    Clancy's will left the real estate to Alexandra and divided the rest of his estate into three parts: a marital trust for Alexandra, a family trust for Alexandra and their young daughter, and a children's trust for the four kids from his first marriage. Under the usual rules, the marital trust would escape tax and the family trust and children's trust would pay. But after he drafted the original will, Clancy added a Q-TIP provision to the family trust and a "savings clause" to protect the marital deduction to the maximum amount possible.
    When Clancy died, the will directed that taxes be paid out of the residuary estate — the family trust and the children's trust. That would have meant a $15.7 million bill, split between the two trusts. But that creates a problem: if Clancy's executor uses money from the tax-exempt family trust to pay tax, that amount becomes subject to tax itself. Clancy's widow objected, pressing to take advantage of the Q-TIP provision and savings clause. That would lower the tax bill to just $11.8 million but stick it all to the children. (Holiday dinners at the Clancy house must be a hoot.)
    Naturally, the dispute wound up in court. Last year, a Baltimore probate judge ruled that the savings clause trumped the directions to pay tax from the residuary. Last month, an appeals court agreed. (Don't feel too sorry for the kids — they'll probably inherit plenty more from their mother Wanda, who made out just fine when she and Clancy split in 1999.)

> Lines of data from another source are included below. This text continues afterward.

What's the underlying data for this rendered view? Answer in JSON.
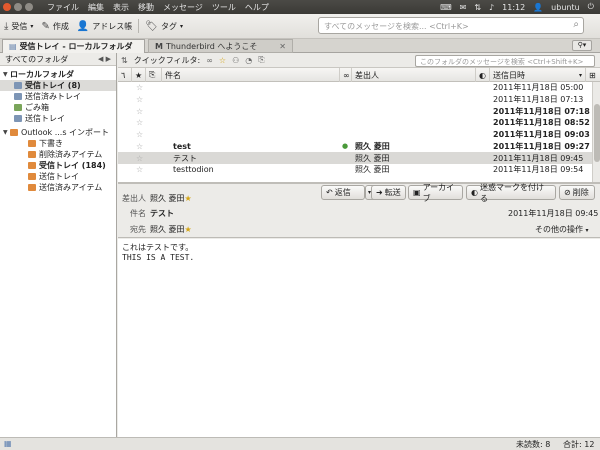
{
  "menubar": {
    "items": [
      "ファイル",
      "編集",
      "表示",
      "移動",
      "メッセージ",
      "ツール",
      "ヘルプ"
    ],
    "time": "11:12",
    "user": "ubuntu"
  },
  "toolbar": {
    "receive": "受信",
    "compose": "作成",
    "addressbook": "アドレス帳",
    "tag": "タグ",
    "search_placeholder": "すべてのメッセージを検索... <Ctrl+K>"
  },
  "tabs": [
    {
      "label": "受信トレイ - ローカルフォルダ"
    },
    {
      "label": "Thunderbird へようこそ"
    }
  ],
  "folder_pane": {
    "header": "すべてのフォルダ",
    "folders": [
      {
        "label": "ローカルフォルダ",
        "bold": true,
        "icon": "folder-icon"
      },
      {
        "label": "受信トレイ (8)",
        "bold": true,
        "icon": "inbox-icon"
      },
      {
        "label": "送信済みトレイ",
        "bold": false,
        "icon": "sent-icon"
      },
      {
        "label": "ごみ箱",
        "bold": false,
        "icon": "trash-icon"
      },
      {
        "label": "送信トレイ",
        "bold": false,
        "icon": "outbox-icon"
      },
      {
        "label": "Outlook ...s インポート",
        "bold": false,
        "icon": "folder-icon"
      },
      {
        "label": "下書き",
        "bold": false,
        "icon": "folder-icon"
      },
      {
        "label": "削除済みアイテム",
        "bold": false,
        "icon": "folder-icon"
      },
      {
        "label": "受信トレイ (184)",
        "bold": true,
        "icon": "folder-icon"
      },
      {
        "label": "送信トレイ",
        "bold": false,
        "icon": "folder-icon"
      },
      {
        "label": "送信済みアイテム",
        "bold": false,
        "icon": "folder-icon"
      }
    ]
  },
  "quick_filter": {
    "label": "クイックフィルタ:",
    "placeholder": "このフォルダのメッセージを検索 <Ctrl+Shift+K>"
  },
  "columns": {
    "subject": "件名",
    "from": "差出人",
    "date": "送信日時"
  },
  "messages": [
    {
      "subject": "",
      "from": "",
      "date": "2011年11月18日 05:00",
      "bold": false,
      "dot": false
    },
    {
      "subject": "",
      "from": "",
      "date": "2011年11月18日 07:13",
      "bold": false,
      "dot": false
    },
    {
      "subject": "",
      "from": "",
      "date": "2011年11月18日 07:18",
      "bold": true,
      "dot": false
    },
    {
      "subject": "",
      "from": "",
      "date": "2011年11月18日 08:52",
      "bold": true,
      "dot": false
    },
    {
      "subject": "",
      "from": "",
      "date": "2011年11月18日 09:03",
      "bold": true,
      "dot": false
    },
    {
      "subject": "test",
      "from": "照久 菱田",
      "date": "2011年11月18日 09:27",
      "bold": true,
      "dot": true
    },
    {
      "subject": "テスト",
      "from": "照久 菱田",
      "date": "2011年11月18日 09:45",
      "bold": false,
      "dot": false
    },
    {
      "subject": "testtodion",
      "from": "照久 菱田",
      "date": "2011年11月18日 09:54",
      "bold": false,
      "dot": false
    }
  ],
  "header_pane": {
    "buttons": {
      "reply": "返信",
      "forward": "転送",
      "archive": "アーカイブ",
      "junk": "迷惑マークを付ける",
      "delete": "削除"
    },
    "from_label": "差出人",
    "from_value": "照久 菱田",
    "subject_label": "件名",
    "subject_value": "テスト",
    "to_label": "宛先",
    "to_value": "照久 菱田",
    "date": "2011年11月18日 09:45",
    "other_actions": "その他の操作"
  },
  "body": {
    "line1": "これはテストです。",
    "line2": "THIS IS A TEST."
  },
  "status": {
    "unread": "未読数: 8",
    "total": "合計: 12"
  }
}
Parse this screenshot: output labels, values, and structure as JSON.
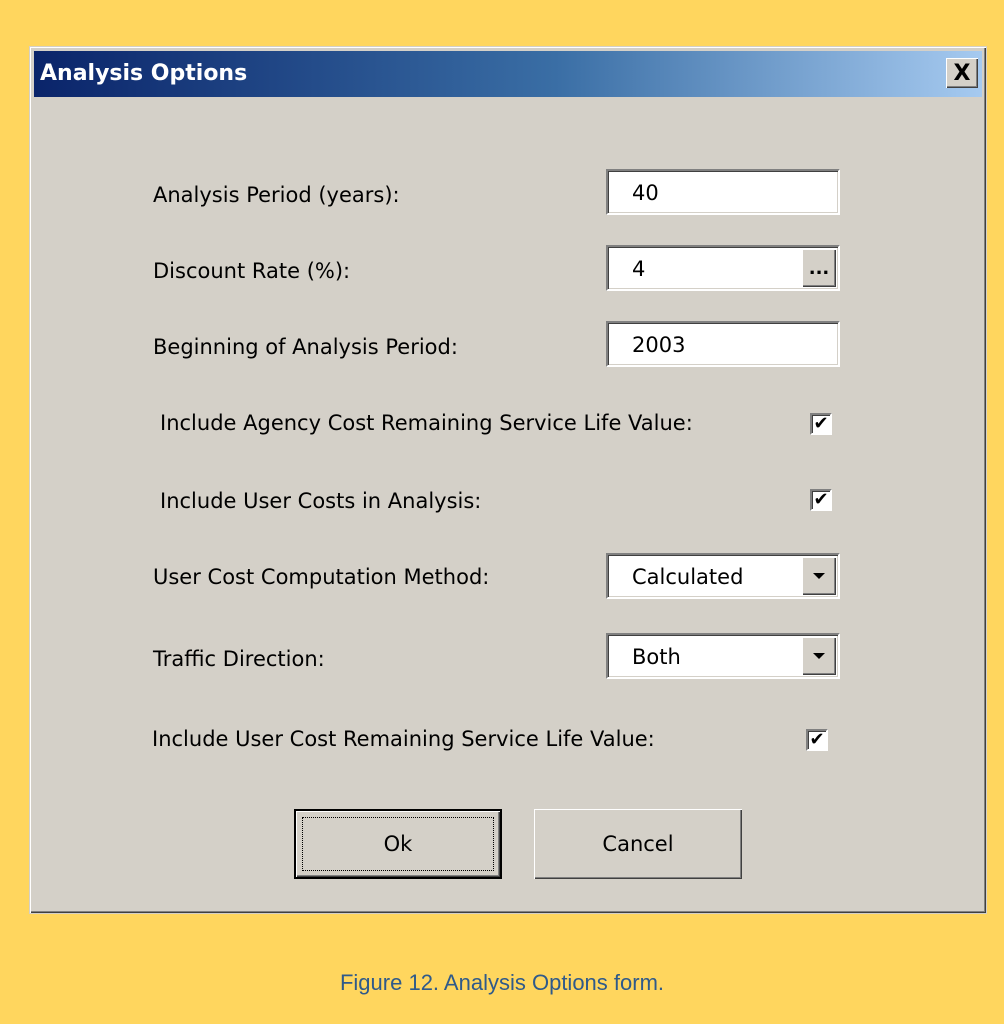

    Here's the lesson from today's story, and you don't have to work for the CIA to see it: poor planning poses a clear and present danger to your finances! So call us before you die, and keep Uncle Sam from playing patriot games with your tax dollars!